“Whether it's resume building, employment assistance or career advice, we like to think of ourselves as nurse case managers of career employment, education and overall transition,” said Minor.

They have the resources needed to serve the service members but if they don’t have them at the SRU they locate them for them.

Gray was grateful to be at the Fort Bragg SRU, where she received the counsel, therapy and care she needed for the injuries she sustained, and most of all she was able to focus on herself.

As she transitions from the program and the military, she will carry the camaraderie she found with her fellow Soldiers, some of whom had been through similar experiences. Gray would have also left with the tools she needs to accomplish her goals.

“I don't want to say we're 100 percent when we leave here, but we've got all the tools we need to continue to be that productive member of society, to re-engage, with our family, friends and to take the uniform off for a change,’ said Gray.

Today, Gray is doing much better. She has been able to overcome her injuries and stands as a proud veteran having retired from the military after serving 25years. Gray credits the Fort Bragg Soldier Recovery Unit with helping her get to where she is today.

“I am moving forward with my landscape design business, working one day a week in the hospital I was at prior to deployment,” said Gray. And I find joy in living life to its fullest.”

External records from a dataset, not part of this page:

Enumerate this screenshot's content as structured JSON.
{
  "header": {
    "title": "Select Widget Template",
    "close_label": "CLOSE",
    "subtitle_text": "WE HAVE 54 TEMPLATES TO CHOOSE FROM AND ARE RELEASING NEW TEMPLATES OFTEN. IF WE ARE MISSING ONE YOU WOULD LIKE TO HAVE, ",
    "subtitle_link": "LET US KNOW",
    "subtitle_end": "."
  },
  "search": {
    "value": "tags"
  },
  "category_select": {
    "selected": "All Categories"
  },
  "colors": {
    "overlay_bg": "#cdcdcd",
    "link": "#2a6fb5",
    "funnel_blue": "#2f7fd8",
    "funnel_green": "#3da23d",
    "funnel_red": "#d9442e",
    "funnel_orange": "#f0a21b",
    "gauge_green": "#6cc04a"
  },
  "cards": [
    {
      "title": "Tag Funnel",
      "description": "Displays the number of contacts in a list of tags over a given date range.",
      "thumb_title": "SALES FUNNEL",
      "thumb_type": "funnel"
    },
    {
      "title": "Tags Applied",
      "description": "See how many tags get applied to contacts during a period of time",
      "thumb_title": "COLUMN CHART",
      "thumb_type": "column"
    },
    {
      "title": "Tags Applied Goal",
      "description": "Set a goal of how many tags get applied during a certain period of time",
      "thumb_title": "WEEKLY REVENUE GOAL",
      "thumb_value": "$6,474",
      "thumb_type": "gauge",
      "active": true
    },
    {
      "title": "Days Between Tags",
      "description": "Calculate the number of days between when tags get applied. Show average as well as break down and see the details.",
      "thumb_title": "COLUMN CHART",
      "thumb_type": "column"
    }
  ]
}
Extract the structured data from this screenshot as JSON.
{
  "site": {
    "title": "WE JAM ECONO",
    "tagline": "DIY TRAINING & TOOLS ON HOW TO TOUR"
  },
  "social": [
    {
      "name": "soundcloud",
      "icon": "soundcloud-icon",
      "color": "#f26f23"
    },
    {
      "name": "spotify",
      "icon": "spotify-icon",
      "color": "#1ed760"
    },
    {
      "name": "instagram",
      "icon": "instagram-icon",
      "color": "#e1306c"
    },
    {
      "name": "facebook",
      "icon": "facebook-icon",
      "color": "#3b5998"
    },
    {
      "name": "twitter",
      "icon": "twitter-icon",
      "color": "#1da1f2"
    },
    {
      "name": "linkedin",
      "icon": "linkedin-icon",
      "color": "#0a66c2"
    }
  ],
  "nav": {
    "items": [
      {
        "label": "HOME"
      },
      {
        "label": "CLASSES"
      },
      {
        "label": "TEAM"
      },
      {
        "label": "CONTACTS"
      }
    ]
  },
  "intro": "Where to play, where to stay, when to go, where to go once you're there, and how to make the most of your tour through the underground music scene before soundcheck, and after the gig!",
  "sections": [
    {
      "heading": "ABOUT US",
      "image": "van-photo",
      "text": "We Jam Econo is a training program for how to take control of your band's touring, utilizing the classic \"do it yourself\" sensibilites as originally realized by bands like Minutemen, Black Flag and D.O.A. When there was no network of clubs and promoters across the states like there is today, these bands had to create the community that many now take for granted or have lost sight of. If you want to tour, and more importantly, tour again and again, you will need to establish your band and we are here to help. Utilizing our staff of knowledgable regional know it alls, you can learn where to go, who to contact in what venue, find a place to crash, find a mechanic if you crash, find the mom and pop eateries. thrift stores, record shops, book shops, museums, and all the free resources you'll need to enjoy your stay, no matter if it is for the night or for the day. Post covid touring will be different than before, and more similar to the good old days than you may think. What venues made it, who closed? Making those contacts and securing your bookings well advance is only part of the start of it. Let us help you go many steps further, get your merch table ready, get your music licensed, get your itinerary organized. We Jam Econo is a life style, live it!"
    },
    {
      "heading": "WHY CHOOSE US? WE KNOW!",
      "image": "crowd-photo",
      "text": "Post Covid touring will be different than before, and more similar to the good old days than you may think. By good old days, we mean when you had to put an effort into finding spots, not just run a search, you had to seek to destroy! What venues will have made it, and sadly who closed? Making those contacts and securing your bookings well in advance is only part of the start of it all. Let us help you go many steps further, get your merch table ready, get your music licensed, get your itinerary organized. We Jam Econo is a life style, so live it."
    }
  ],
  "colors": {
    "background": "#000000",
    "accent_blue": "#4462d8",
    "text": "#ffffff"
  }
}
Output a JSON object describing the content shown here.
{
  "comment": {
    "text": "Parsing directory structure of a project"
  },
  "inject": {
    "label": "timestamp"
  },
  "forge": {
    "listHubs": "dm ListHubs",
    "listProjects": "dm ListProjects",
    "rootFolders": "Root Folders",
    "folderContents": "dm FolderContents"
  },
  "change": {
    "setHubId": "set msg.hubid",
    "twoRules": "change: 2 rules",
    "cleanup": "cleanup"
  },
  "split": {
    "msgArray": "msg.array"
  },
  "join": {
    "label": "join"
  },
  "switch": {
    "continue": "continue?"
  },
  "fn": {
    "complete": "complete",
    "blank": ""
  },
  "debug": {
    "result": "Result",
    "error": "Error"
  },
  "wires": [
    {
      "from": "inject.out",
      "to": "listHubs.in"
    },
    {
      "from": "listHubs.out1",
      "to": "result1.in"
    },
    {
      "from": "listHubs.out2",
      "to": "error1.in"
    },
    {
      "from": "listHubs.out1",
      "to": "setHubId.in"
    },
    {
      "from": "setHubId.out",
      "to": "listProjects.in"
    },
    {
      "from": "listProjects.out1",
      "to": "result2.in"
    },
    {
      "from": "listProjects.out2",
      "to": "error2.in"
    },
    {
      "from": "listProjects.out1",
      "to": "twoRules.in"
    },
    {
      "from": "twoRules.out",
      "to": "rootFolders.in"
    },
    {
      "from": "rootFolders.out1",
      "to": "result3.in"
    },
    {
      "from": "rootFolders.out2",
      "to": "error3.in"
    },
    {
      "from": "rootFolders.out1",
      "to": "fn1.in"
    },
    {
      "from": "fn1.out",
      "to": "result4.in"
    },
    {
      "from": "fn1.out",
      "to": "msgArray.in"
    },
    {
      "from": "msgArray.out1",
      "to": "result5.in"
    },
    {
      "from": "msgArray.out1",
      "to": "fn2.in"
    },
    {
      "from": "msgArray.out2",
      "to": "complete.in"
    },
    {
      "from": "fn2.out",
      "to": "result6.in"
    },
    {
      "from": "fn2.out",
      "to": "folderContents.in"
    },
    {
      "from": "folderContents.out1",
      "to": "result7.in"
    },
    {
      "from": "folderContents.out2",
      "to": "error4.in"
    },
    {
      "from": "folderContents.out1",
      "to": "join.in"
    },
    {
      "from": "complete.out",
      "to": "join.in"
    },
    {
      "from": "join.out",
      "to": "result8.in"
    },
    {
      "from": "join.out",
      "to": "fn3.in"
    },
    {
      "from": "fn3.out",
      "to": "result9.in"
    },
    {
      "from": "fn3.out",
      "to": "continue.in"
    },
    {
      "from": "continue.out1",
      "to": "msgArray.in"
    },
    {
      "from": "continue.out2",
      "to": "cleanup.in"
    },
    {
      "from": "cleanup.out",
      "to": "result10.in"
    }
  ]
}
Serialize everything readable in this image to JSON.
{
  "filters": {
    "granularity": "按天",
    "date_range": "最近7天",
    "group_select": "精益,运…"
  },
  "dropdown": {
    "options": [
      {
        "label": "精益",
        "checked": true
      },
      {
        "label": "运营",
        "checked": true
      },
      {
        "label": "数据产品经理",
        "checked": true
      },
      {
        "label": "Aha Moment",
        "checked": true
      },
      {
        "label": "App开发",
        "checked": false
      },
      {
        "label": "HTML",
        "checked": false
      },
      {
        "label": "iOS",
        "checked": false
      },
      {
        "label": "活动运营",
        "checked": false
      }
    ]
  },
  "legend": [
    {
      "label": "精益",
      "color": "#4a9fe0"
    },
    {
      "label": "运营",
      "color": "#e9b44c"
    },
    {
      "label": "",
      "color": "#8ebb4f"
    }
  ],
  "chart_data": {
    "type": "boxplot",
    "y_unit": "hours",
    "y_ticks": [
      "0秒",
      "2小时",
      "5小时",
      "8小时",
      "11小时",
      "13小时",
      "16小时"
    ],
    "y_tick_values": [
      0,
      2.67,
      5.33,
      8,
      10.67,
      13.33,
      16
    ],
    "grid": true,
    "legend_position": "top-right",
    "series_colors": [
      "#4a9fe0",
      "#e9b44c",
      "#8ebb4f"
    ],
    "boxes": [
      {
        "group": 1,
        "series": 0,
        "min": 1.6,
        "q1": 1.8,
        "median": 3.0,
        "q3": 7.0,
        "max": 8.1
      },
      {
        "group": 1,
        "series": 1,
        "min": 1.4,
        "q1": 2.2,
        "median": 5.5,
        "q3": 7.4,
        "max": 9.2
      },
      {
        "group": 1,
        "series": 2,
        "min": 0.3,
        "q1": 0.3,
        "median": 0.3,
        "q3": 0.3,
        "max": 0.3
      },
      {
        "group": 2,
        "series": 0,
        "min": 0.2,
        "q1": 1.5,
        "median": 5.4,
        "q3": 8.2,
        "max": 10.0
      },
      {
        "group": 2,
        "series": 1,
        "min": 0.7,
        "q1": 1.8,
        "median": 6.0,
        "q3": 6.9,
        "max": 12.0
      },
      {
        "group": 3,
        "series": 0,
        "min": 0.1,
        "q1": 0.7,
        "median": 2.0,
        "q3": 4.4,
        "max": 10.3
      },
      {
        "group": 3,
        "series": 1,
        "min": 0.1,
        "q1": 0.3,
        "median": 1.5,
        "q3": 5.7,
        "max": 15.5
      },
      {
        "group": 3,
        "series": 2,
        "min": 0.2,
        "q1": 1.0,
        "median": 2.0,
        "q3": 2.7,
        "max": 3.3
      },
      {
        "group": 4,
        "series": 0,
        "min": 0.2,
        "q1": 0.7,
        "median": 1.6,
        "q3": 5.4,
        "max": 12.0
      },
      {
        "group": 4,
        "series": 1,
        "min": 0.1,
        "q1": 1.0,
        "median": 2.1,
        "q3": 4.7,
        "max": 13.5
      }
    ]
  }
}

Gray is a true hero who has overcome incredible challenges during her service to this country. Her story is a testament to the strength and resilience of our armed forces, and the importance of programs like those offered at any one of the 14 SRU’s located on military installations across the country. We owe a debt of gratitude to soldiers like Gray, who have made great sacrifices to protect our freedoms.

For more information on Soldier Recovery Units, click on the following link https://www.arcp.army.mil/About-Us/